Speakers: Chawadee Nualkhair is the author of “Thailand’s Best Street Food” and writes the blog Bangkok Glutton.
Piyaluck Nakayodhin is the publisher of “Street Food: 39 Great Places Under 100 Bahts”.
Philip Cornwel-Smith, a freelance writer and editor specializing in culture and travel, is the author of “Very Thai. Everyday Popular Culture”.
David Thompson is a celebrity chef who has run several successful restaurants in Australia, UK and Thailand, including the Nahm restaurant in Bangkok, and is the author of “Thai Street Food”, a collection of this favorite 100 recipes of the street.
Join us for what promises to be an invigorating discussion with some of the city’s greatest street food afficionados.
Members: free, Non-members 450thb, Thai journalists and Students with VALID ID: 150thb
Very Thai is #1 in blog’s list of “10 Thailand Souvenirs that Don’t Suck”
The book Very Thai has been named by the blog Rice/Potato as the #1 item in a list of “10 Thailand Souvenirs that Don’t Suck’!
1: ‘Very Thai’ book

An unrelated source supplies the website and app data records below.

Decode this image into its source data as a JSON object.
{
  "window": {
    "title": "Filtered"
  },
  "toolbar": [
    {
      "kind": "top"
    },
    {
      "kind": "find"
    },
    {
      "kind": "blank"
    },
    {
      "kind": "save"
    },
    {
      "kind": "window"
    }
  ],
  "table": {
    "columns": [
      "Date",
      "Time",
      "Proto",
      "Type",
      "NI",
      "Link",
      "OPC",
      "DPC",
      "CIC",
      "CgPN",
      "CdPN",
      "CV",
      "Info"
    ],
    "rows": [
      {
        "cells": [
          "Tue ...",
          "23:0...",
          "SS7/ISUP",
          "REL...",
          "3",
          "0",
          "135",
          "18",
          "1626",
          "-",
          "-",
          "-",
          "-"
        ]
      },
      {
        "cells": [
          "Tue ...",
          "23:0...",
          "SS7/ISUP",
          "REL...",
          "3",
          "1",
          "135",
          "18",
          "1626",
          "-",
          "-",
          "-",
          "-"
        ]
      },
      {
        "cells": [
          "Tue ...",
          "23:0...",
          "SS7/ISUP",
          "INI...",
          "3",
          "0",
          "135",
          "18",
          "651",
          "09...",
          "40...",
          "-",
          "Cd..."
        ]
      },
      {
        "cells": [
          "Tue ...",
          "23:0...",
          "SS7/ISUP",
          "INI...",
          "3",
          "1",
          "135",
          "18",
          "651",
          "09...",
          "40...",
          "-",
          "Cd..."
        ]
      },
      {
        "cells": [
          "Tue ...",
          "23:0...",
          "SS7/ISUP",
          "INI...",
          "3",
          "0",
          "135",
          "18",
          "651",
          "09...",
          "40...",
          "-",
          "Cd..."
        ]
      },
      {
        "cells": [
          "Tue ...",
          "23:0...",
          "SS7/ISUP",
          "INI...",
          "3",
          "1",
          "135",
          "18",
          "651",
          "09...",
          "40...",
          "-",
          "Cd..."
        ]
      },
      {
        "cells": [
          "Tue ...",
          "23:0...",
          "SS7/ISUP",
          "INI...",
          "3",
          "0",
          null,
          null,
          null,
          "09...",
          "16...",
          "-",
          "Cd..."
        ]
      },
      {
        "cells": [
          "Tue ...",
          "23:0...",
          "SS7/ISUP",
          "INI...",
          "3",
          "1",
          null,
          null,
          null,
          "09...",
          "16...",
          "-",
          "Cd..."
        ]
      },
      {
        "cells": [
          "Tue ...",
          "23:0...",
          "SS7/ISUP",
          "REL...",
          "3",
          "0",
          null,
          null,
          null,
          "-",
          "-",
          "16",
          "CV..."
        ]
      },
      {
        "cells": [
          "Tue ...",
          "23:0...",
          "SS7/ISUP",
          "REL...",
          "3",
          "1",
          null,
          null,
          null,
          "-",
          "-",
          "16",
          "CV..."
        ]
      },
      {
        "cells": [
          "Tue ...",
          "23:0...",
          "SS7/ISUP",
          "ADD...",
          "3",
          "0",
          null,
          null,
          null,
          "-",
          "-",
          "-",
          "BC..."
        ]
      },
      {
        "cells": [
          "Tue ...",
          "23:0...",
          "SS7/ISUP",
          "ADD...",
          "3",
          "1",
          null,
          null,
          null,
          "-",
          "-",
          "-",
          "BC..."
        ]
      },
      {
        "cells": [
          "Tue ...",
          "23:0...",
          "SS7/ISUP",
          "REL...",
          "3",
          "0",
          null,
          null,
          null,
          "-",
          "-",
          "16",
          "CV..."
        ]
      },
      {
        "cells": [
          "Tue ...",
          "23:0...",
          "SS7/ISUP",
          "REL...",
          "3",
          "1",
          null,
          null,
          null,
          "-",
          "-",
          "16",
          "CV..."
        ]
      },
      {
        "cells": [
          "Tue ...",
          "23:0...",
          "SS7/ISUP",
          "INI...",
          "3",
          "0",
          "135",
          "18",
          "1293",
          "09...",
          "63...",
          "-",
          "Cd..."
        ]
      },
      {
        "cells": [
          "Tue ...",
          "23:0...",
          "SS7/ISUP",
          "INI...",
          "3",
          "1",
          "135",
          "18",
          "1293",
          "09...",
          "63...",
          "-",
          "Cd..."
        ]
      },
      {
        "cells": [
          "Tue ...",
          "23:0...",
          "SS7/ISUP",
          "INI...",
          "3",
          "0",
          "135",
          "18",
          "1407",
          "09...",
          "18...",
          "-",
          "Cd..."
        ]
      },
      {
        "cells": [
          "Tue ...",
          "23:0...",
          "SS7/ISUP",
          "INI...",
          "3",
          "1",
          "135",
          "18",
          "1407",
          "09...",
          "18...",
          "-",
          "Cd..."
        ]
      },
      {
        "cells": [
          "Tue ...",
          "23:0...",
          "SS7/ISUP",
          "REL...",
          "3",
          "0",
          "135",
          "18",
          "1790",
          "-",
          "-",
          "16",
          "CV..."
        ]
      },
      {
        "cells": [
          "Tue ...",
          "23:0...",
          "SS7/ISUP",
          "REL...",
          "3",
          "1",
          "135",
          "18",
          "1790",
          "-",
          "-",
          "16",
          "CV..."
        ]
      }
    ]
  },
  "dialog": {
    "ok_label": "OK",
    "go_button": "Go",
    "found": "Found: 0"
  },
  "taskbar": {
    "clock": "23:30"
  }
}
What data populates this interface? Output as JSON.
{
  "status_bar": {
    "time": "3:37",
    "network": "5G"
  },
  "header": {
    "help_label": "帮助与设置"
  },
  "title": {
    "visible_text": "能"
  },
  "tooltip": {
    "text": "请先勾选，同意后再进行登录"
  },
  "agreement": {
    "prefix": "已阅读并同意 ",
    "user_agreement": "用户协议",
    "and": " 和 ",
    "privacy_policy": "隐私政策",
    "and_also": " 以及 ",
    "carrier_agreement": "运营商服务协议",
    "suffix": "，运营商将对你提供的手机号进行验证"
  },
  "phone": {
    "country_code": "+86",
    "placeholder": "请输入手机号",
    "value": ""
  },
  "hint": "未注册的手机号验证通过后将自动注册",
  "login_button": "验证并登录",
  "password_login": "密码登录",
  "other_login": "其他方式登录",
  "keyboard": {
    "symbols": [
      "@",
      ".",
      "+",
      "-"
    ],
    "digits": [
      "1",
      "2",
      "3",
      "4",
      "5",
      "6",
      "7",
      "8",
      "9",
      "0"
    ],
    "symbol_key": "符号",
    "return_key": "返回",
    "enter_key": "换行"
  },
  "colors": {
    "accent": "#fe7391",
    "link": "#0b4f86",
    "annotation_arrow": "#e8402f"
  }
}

Ever wondered about the meaning of taxi talismans, the life of Bangkok’s ‘hi-so’ crowd, or why drinks are often served in plastic bags? Philip Cornwel-Smith’s Very Thai gives a fascinating insight into the colorful everyday life of Thailand’s residents and shines a light on aspects of everyday pop culture, Thai design, and ancient traditions. This book is essential for anyone who wants to take a deeper dive into contemporary Thai culture. A lot of ‘Ah, that’s why!’ moments guaranteed.
Where to find it: Available at most branches of Asia Books. (THB 995,-)
A lot has happened in Thailand since the 2nd edition of Very Thai was launched. King Bhumbol passed away on 13 October 2016, beginning the reign of King Vachiralongkorn. The Bangkok Shutdown protests, the coup of 2014 and the subsequent junta regime have changed many things about the country’s popular culture, especially in the capital.
In particular the junta and BMA have targeted the informal economy, evicting communities, closing famous markets, banishing streetfood and vendors from most of downtown, reorganising motorcycle taxis and car taxis, buses, boats and other streetlife. They have also affected nightlife, media, entertainments, and the river, among many other things. Meanwhile, movements like new curated markets have made a big splash. In addition, the world has shifted ever more into the digital realm, with apps becoming a major feature of Bangkok life.
This update has kept the structure of the book the same, but affected most chapters in some way.